→ **THE TASK**
No images, please. Copy each entry below exactly as it reads.

Recorded data:

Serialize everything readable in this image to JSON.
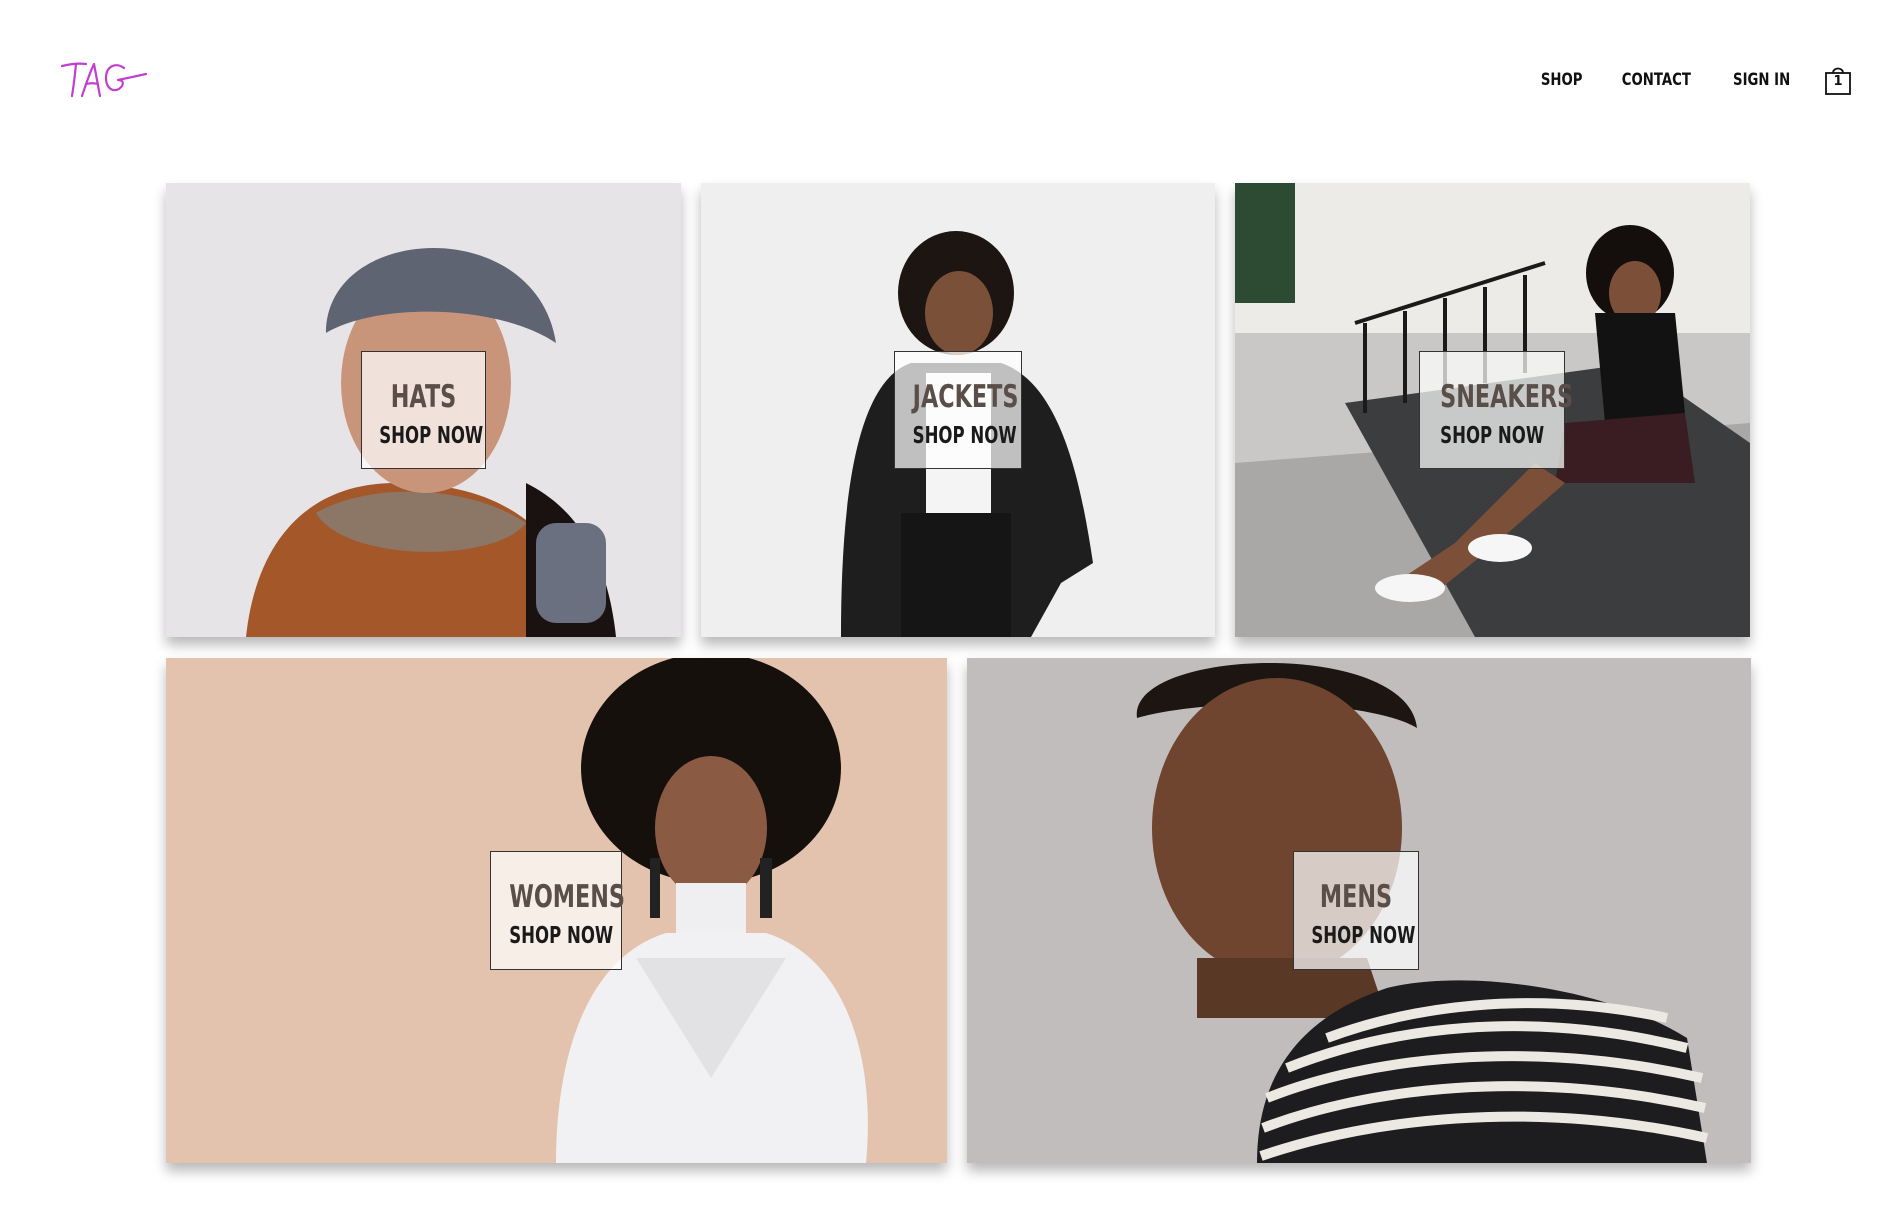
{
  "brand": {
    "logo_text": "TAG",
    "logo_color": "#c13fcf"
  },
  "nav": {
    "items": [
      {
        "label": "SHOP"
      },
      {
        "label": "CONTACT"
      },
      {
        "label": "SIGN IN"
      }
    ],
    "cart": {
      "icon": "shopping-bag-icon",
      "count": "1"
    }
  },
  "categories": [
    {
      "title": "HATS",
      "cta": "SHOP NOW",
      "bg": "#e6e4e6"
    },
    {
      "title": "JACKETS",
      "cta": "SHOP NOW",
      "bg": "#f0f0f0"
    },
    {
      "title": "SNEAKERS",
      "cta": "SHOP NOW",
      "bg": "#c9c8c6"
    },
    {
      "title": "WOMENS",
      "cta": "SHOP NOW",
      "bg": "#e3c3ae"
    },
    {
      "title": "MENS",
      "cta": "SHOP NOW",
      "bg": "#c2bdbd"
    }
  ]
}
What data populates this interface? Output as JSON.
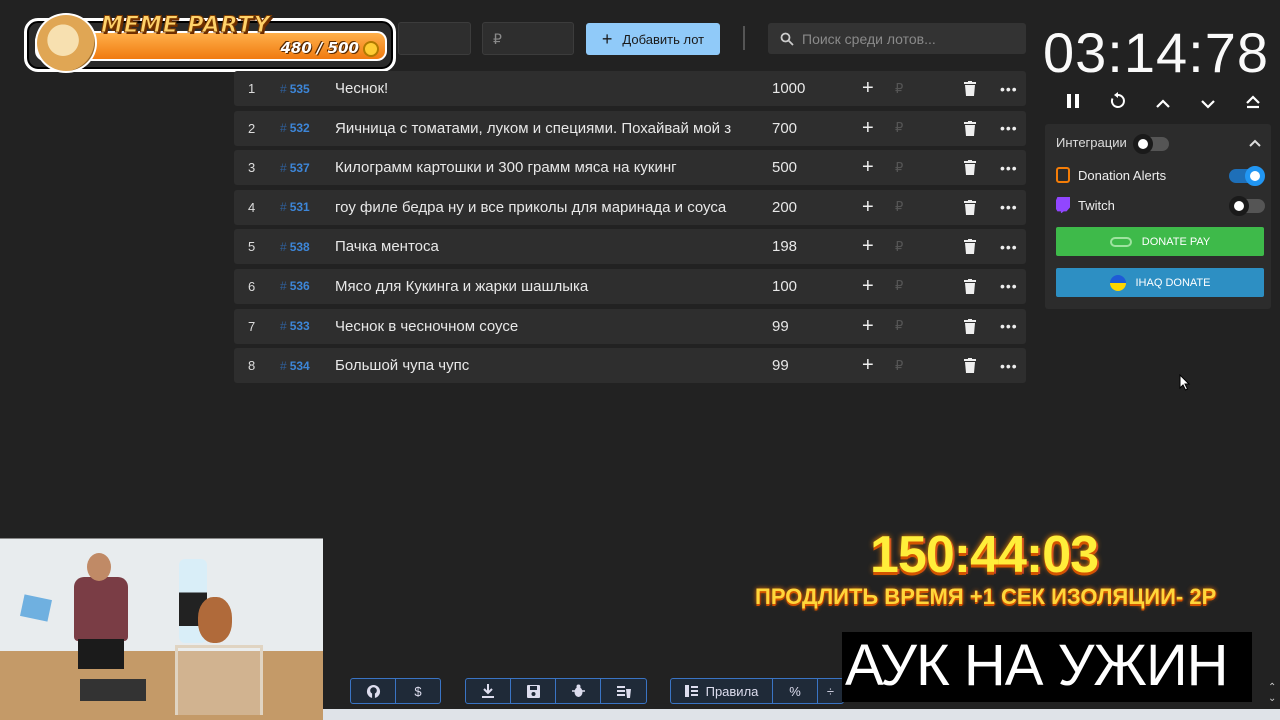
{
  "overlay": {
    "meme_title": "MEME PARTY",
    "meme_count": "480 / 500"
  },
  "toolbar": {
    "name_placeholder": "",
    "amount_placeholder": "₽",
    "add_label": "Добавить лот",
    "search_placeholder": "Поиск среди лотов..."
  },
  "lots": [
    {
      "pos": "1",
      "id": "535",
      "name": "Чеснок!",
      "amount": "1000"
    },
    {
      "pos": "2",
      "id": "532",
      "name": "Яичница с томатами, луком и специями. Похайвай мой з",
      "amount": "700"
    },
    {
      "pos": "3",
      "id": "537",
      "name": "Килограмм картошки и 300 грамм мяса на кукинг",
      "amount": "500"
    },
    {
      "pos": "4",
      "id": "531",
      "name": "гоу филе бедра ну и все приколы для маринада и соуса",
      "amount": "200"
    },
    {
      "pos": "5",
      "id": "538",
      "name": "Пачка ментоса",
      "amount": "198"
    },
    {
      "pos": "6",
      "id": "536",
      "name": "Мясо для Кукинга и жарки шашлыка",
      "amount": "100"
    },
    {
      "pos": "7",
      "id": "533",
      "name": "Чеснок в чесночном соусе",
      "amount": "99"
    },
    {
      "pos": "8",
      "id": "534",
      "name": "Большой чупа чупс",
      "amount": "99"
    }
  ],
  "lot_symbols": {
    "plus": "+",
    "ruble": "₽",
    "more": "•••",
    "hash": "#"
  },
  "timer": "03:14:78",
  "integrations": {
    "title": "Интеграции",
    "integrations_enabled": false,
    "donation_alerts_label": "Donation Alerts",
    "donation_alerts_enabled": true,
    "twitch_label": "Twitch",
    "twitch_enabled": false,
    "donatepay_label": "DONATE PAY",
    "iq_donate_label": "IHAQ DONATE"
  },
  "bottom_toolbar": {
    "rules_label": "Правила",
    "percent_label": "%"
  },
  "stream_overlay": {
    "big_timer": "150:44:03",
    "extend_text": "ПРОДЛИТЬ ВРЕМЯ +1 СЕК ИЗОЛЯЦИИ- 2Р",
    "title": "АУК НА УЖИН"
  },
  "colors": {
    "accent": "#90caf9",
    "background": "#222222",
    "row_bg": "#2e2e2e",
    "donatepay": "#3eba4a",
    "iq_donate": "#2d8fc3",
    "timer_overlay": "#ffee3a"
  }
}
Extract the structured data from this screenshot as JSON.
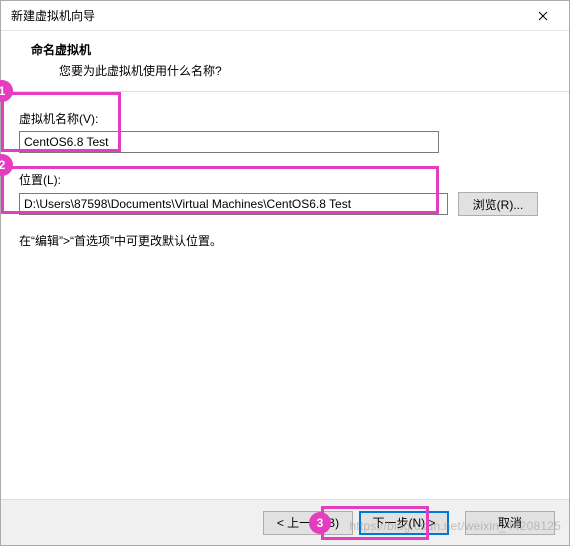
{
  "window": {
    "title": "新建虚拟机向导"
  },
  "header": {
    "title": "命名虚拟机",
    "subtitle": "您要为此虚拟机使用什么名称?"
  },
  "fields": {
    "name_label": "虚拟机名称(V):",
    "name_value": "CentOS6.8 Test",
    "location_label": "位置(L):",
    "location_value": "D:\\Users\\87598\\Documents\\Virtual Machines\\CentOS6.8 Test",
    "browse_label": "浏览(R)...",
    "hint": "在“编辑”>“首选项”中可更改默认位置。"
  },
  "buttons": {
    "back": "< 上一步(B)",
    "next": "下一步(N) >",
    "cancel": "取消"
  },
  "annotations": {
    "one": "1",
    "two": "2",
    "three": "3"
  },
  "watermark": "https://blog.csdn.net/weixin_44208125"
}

→ **THE COMPLETED TASK**
Serialize everything readable in this image to JSON.
{
  "brand": {
    "logo_text": "TAG",
    "logo_color": "#c13fcf"
  },
  "nav": {
    "items": [
      {
        "label": "SHOP"
      },
      {
        "label": "CONTACT"
      },
      {
        "label": "SIGN IN"
      }
    ],
    "cart": {
      "icon": "shopping-bag-icon",
      "count": "1"
    }
  },
  "categories": [
    {
      "title": "HATS",
      "cta": "SHOP NOW",
      "bg": "#e6e4e6"
    },
    {
      "title": "JACKETS",
      "cta": "SHOP NOW",
      "bg": "#f0f0f0"
    },
    {
      "title": "SNEAKERS",
      "cta": "SHOP NOW",
      "bg": "#c9c8c6"
    },
    {
      "title": "WOMENS",
      "cta": "SHOP NOW",
      "bg": "#e3c3ae"
    },
    {
      "title": "MENS",
      "cta": "SHOP NOW",
      "bg": "#c2bdbd"
    }
  ]
}
What data populates this interface? Output as JSON.
{
  "overlay": {
    "meme_title": "MEME PARTY",
    "meme_count": "480 / 500"
  },
  "toolbar": {
    "name_placeholder": "",
    "amount_placeholder": "₽",
    "add_label": "Добавить лот",
    "search_placeholder": "Поиск среди лотов..."
  },
  "lots": [
    {
      "pos": "1",
      "id": "535",
      "name": "Чеснок!",
      "amount": "1000"
    },
    {
      "pos": "2",
      "id": "532",
      "name": "Яичница с томатами, луком и специями. Похайвай мой з",
      "amount": "700"
    },
    {
      "pos": "3",
      "id": "537",
      "name": "Килограмм картошки и 300 грамм мяса на кукинг",
      "amount": "500"
    },
    {
      "pos": "4",
      "id": "531",
      "name": "гоу филе бедра ну и все приколы для маринада и соуса",
      "amount": "200"
    },
    {
      "pos": "5",
      "id": "538",
      "name": "Пачка ментоса",
      "amount": "198"
    },
    {
      "pos": "6",
      "id": "536",
      "name": "Мясо для Кукинга и жарки шашлыка",
      "amount": "100"
    },
    {
      "pos": "7",
      "id": "533",
      "name": "Чеснок в чесночном соусе",
      "amount": "99"
    },
    {
      "pos": "8",
      "id": "534",
      "name": "Большой чупа чупс",
      "amount": "99"
    }
  ],
  "lot_symbols": {
    "plus": "+",
    "ruble": "₽",
    "more": "•••",
    "hash": "#"
  },
  "timer": "03:14:78",
  "integrations": {
    "title": "Интеграции",
    "integrations_enabled": false,
    "donation_alerts_label": "Donation Alerts",
    "donation_alerts_enabled": true,
    "twitch_label": "Twitch",
    "twitch_enabled": false,
    "donatepay_label": "DONATE PAY",
    "iq_donate_label": "IHAQ DONATE"
  },
  "bottom_toolbar": {
    "rules_label": "Правила",
    "percent_label": "%"
  },
  "stream_overlay": {
    "big_timer": "150:44:03",
    "extend_text": "ПРОДЛИТЬ ВРЕМЯ +1 СЕК ИЗОЛЯЦИИ- 2Р",
    "title": "АУК НА УЖИН"
  },
  "colors": {
    "accent": "#90caf9",
    "background": "#222222",
    "row_bg": "#2e2e2e",
    "donatepay": "#3eba4a",
    "iq_donate": "#2d8fc3",
    "timer_overlay": "#ffee3a"
  }
}
Extract the structured data from this screenshot as JSON.
{
  "window": {
    "title": "新建虚拟机向导"
  },
  "header": {
    "title": "命名虚拟机",
    "subtitle": "您要为此虚拟机使用什么名称?"
  },
  "fields": {
    "name_label": "虚拟机名称(V):",
    "name_value": "CentOS6.8 Test",
    "location_label": "位置(L):",
    "location_value": "D:\\Users\\87598\\Documents\\Virtual Machines\\CentOS6.8 Test",
    "browse_label": "浏览(R)...",
    "hint": "在“编辑”>“首选项”中可更改默认位置。"
  },
  "buttons": {
    "back": "< 上一步(B)",
    "next": "下一步(N) >",
    "cancel": "取消"
  },
  "annotations": {
    "one": "1",
    "two": "2",
    "three": "3"
  },
  "watermark": "https://blog.csdn.net/weixin_44208125"
}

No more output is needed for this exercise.